In this exercise, restate the listing word for word.
__________________________________________________
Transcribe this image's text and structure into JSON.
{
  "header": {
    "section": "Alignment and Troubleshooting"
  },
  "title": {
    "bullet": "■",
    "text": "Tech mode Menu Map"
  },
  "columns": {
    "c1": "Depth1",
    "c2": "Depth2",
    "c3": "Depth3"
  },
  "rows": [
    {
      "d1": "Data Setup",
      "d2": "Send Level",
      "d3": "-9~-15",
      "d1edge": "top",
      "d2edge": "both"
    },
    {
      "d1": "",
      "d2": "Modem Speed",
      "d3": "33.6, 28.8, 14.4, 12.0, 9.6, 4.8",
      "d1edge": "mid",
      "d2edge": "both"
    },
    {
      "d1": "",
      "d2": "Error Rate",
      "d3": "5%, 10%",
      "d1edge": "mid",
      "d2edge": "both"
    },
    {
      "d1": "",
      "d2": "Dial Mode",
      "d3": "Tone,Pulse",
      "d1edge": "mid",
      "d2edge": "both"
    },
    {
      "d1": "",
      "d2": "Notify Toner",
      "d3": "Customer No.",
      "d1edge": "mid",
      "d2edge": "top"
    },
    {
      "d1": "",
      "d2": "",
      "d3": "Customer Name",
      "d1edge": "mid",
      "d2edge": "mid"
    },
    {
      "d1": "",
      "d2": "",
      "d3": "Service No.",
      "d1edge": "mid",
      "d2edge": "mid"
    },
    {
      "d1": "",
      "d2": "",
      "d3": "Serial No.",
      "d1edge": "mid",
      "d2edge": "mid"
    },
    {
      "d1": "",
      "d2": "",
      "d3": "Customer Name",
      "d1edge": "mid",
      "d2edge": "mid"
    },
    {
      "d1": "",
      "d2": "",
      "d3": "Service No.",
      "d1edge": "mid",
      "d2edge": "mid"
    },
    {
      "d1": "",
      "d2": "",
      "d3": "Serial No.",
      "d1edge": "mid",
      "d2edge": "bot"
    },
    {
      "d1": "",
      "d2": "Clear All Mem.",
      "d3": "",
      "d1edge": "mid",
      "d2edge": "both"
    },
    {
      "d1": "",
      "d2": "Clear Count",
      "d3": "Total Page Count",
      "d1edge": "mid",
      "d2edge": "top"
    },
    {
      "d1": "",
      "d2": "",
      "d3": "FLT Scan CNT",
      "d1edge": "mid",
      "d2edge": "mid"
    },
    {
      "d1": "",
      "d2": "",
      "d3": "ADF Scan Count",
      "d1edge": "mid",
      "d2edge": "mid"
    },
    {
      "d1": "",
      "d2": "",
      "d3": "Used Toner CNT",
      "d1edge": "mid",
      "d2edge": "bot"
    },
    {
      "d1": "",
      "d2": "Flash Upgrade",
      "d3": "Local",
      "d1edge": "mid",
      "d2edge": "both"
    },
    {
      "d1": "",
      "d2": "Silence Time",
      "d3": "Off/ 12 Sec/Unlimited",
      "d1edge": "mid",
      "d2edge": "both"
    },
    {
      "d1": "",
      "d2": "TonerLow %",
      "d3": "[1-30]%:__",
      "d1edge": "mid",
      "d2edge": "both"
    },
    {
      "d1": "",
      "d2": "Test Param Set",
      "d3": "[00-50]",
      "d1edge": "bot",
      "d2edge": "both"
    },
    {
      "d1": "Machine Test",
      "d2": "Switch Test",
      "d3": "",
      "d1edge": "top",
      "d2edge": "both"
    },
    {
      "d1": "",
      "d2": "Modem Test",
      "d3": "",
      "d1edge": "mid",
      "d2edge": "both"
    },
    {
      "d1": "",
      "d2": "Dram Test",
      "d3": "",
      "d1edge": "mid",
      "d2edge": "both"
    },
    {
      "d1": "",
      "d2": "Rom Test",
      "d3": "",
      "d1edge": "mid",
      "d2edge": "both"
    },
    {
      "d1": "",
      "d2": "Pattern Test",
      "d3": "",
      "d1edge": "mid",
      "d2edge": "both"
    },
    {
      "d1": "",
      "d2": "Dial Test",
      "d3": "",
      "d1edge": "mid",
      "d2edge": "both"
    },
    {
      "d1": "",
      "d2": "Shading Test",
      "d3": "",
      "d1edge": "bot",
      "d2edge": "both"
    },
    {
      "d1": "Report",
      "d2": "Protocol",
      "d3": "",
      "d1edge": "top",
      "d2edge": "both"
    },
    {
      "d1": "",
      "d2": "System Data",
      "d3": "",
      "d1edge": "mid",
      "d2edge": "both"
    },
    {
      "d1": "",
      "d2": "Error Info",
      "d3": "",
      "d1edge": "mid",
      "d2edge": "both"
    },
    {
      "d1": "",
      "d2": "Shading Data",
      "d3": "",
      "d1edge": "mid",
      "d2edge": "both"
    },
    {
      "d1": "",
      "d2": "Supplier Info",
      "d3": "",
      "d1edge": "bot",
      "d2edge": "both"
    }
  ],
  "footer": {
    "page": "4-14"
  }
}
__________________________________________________
_OUTPUT_
Transcribe this image's text and structure into JSON.
{
  "header": {
    "section": "Alignment and Troubleshooting"
  },
  "title": {
    "bullet": "■",
    "text": "Tech mode Menu Map"
  },
  "columns": {
    "c1": "Depth1",
    "c2": "Depth2",
    "c3": "Depth3"
  },
  "rows": [
    {
      "d1": "Data Setup",
      "d2": "Send Level",
      "d3": "-9~-15",
      "d1edge": "top",
      "d2edge": "both"
    },
    {
      "d1": "",
      "d2": "Modem Speed",
      "d3": "33.6, 28.8, 14.4, 12.0, 9.6, 4.8",
      "d1edge": "mid",
      "d2edge": "both"
    },
    {
      "d1": "",
      "d2": "Error Rate",
      "d3": "5%, 10%",
      "d1edge": "mid",
      "d2edge": "both"
    },
    {
      "d1": "",
      "d2": "Dial Mode",
      "d3": "Tone,Pulse",
      "d1edge": "mid",
      "d2edge": "both"
    },
    {
      "d1": "",
      "d2": "Notify Toner",
      "d3": "Customer No.",
      "d1edge": "mid",
      "d2edge": "top"
    },
    {
      "d1": "",
      "d2": "",
      "d3": "Customer Name",
      "d1edge": "mid",
      "d2edge": "mid"
    },
    {
      "d1": "",
      "d2": "",
      "d3": "Service No.",
      "d1edge": "mid",
      "d2edge": "mid"
    },
    {
      "d1": "",
      "d2": "",
      "d3": "Serial No.",
      "d1edge": "mid",
      "d2edge": "mid"
    },
    {
      "d1": "",
      "d2": "",
      "d3": "Customer Name",
      "d1edge": "mid",
      "d2edge": "mid"
    },
    {
      "d1": "",
      "d2": "",
      "d3": "Service No.",
      "d1edge": "mid",
      "d2edge": "mid"
    },
    {
      "d1": "",
      "d2": "",
      "d3": "Serial No.",
      "d1edge": "mid",
      "d2edge": "bot"
    },
    {
      "d1": "",
      "d2": "Clear All Mem.",
      "d3": "",
      "d1edge": "mid",
      "d2edge": "both"
    },
    {
      "d1": "",
      "d2": "Clear Count",
      "d3": "Total Page Count",
      "d1edge": "mid",
      "d2edge": "top"
    },
    {
      "d1": "",
      "d2": "",
      "d3": "FLT Scan CNT",
      "d1edge": "mid",
      "d2edge": "mid"
    },
    {
      "d1": "",
      "d2": "",
      "d3": "ADF Scan Count",
      "d1edge": "mid",
      "d2edge": "mid"
    },
    {
      "d1": "",
      "d2": "",
      "d3": "Used Toner CNT",
      "d1edge": "mid",
      "d2edge": "bot"
    },
    {
      "d1": "",
      "d2": "Flash Upgrade",
      "d3": "Local",
      "d1edge": "mid",
      "d2edge": "both"
    },
    {
      "d1": "",
      "d2": "Silence Time",
      "d3": "Off/ 12 Sec/Unlimited",
      "d1edge": "mid",
      "d2edge": "both"
    },
    {
      "d1": "",
      "d2": "TonerLow %",
      "d3": "[1-30]%:__",
      "d1edge": "mid",
      "d2edge": "both"
    },
    {
      "d1": "",
      "d2": "Test Param Set",
      "d3": "[00-50]",
      "d1edge": "bot",
      "d2edge": "both"
    },
    {
      "d1": "Machine Test",
      "d2": "Switch Test",
      "d3": "",
      "d1edge": "top",
      "d2edge": "both"
    },
    {
      "d1": "",
      "d2": "Modem Test",
      "d3": "",
      "d1edge": "mid",
      "d2edge": "both"
    },
    {
      "d1": "",
      "d2": "Dram Test",
      "d3": "",
      "d1edge": "mid",
      "d2edge": "both"
    },
    {
      "d1": "",
      "d2": "Rom Test",
      "d3": "",
      "d1edge": "mid",
      "d2edge": "both"
    },
    {
      "d1": "",
      "d2": "Pattern Test",
      "d3": "",
      "d1edge": "mid",
      "d2edge": "both"
    },
    {
      "d1": "",
      "d2": "Dial Test",
      "d3": "",
      "d1edge": "mid",
      "d2edge": "both"
    },
    {
      "d1": "",
      "d2": "Shading Test",
      "d3": "",
      "d1edge": "bot",
      "d2edge": "both"
    },
    {
      "d1": "Report",
      "d2": "Protocol",
      "d3": "",
      "d1edge": "top",
      "d2edge": "both"
    },
    {
      "d1": "",
      "d2": "System Data",
      "d3": "",
      "d1edge": "mid",
      "d2edge": "both"
    },
    {
      "d1": "",
      "d2": "Error Info",
      "d3": "",
      "d1edge": "mid",
      "d2edge": "both"
    },
    {
      "d1": "",
      "d2": "Shading Data",
      "d3": "",
      "d1edge": "mid",
      "d2edge": "both"
    },
    {
      "d1": "",
      "d2": "Supplier Info",
      "d3": "",
      "d1edge": "bot",
      "d2edge": "both"
    }
  ],
  "footer": {
    "page": "4-14"
  }
}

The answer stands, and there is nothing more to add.